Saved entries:
/---
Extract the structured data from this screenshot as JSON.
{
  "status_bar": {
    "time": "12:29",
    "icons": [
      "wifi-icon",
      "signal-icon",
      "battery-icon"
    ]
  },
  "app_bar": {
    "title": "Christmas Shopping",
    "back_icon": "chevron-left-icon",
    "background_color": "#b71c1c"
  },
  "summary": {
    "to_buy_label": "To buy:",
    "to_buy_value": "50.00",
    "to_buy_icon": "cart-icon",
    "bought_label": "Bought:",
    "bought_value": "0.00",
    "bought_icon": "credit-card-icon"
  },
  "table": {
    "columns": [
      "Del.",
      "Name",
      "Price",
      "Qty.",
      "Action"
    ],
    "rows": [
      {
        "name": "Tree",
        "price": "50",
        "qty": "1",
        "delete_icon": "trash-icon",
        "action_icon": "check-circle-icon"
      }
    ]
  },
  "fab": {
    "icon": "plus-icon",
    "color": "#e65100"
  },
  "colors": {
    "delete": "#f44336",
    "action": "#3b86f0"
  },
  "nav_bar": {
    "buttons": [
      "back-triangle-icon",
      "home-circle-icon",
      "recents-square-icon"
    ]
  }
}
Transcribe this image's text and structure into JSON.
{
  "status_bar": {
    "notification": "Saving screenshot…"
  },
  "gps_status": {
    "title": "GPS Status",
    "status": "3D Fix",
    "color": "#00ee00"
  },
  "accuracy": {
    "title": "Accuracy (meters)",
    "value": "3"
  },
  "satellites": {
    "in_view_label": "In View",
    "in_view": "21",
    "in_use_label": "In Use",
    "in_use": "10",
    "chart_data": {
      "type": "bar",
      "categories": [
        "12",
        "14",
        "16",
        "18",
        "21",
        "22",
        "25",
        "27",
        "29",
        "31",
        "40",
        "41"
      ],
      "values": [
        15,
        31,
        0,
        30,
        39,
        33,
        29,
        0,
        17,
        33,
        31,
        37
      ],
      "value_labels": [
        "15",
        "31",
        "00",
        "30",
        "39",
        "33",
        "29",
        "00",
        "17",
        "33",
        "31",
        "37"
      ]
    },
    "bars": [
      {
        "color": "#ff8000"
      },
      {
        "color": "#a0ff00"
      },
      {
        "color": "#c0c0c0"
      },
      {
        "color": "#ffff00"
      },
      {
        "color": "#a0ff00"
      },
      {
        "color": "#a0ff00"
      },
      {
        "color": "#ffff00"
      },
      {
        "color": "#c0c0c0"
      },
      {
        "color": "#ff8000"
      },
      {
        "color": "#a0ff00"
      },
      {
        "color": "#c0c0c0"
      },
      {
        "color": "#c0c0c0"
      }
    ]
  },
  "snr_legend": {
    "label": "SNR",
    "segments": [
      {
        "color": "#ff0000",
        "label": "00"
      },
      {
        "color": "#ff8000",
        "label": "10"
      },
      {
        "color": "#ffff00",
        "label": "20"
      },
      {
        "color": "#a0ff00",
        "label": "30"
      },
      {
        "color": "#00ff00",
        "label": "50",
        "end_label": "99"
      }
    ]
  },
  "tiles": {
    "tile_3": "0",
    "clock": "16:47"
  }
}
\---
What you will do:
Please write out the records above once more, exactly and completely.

Task result:
Extract the structured data from this screenshot as JSON.
{
  "status_bar": {
    "time": "12:29",
    "icons": [
      "wifi-icon",
      "signal-icon",
      "battery-icon"
    ]
  },
  "app_bar": {
    "title": "Christmas Shopping",
    "back_icon": "chevron-left-icon",
    "background_color": "#b71c1c"
  },
  "summary": {
    "to_buy_label": "To buy:",
    "to_buy_value": "50.00",
    "to_buy_icon": "cart-icon",
    "bought_label": "Bought:",
    "bought_value": "0.00",
    "bought_icon": "credit-card-icon"
  },
  "table": {
    "columns": [
      "Del.",
      "Name",
      "Price",
      "Qty.",
      "Action"
    ],
    "rows": [
      {
        "name": "Tree",
        "price": "50",
        "qty": "1",
        "delete_icon": "trash-icon",
        "action_icon": "check-circle-icon"
      }
    ]
  },
  "fab": {
    "icon": "plus-icon",
    "color": "#e65100"
  },
  "colors": {
    "delete": "#f44336",
    "action": "#3b86f0"
  },
  "nav_bar": {
    "buttons": [
      "back-triangle-icon",
      "home-circle-icon",
      "recents-square-icon"
    ]
  }
}
Transcribe this image's text and structure into JSON.
{
  "status_bar": {
    "notification": "Saving screenshot…"
  },
  "gps_status": {
    "title": "GPS Status",
    "status": "3D Fix",
    "color": "#00ee00"
  },
  "accuracy": {
    "title": "Accuracy (meters)",
    "value": "3"
  },
  "satellites": {
    "in_view_label": "In View",
    "in_view": "21",
    "in_use_label": "In Use",
    "in_use": "10",
    "chart_data": {
      "type": "bar",
      "categories": [
        "12",
        "14",
        "16",
        "18",
        "21",
        "22",
        "25",
        "27",
        "29",
        "31",
        "40",
        "41"
      ],
      "values": [
        15,
        31,
        0,
        30,
        39,
        33,
        29,
        0,
        17,
        33,
        31,
        37
      ],
      "value_labels": [
        "15",
        "31",
        "00",
        "30",
        "39",
        "33",
        "29",
        "00",
        "17",
        "33",
        "31",
        "37"
      ]
    },
    "bars": [
      {
        "color": "#ff8000"
      },
      {
        "color": "#a0ff00"
      },
      {
        "color": "#c0c0c0"
      },
      {
        "color": "#ffff00"
      },
      {
        "color": "#a0ff00"
      },
      {
        "color": "#a0ff00"
      },
      {
        "color": "#ffff00"
      },
      {
        "color": "#c0c0c0"
      },
      {
        "color": "#ff8000"
      },
      {
        "color": "#a0ff00"
      },
      {
        "color": "#c0c0c0"
      },
      {
        "color": "#c0c0c0"
      }
    ]
  },
  "snr_legend": {
    "label": "SNR",
    "segments": [
      {
        "color": "#ff0000",
        "label": "00"
      },
      {
        "color": "#ff8000",
        "label": "10"
      },
      {
        "color": "#ffff00",
        "label": "20"
      },
      {
        "color": "#a0ff00",
        "label": "30"
      },
      {
        "color": "#00ff00",
        "label": "50",
        "end_label": "99"
      }
    ]
  },
  "tiles": {
    "tile_3": "0",
    "clock": "16:47"
  }
}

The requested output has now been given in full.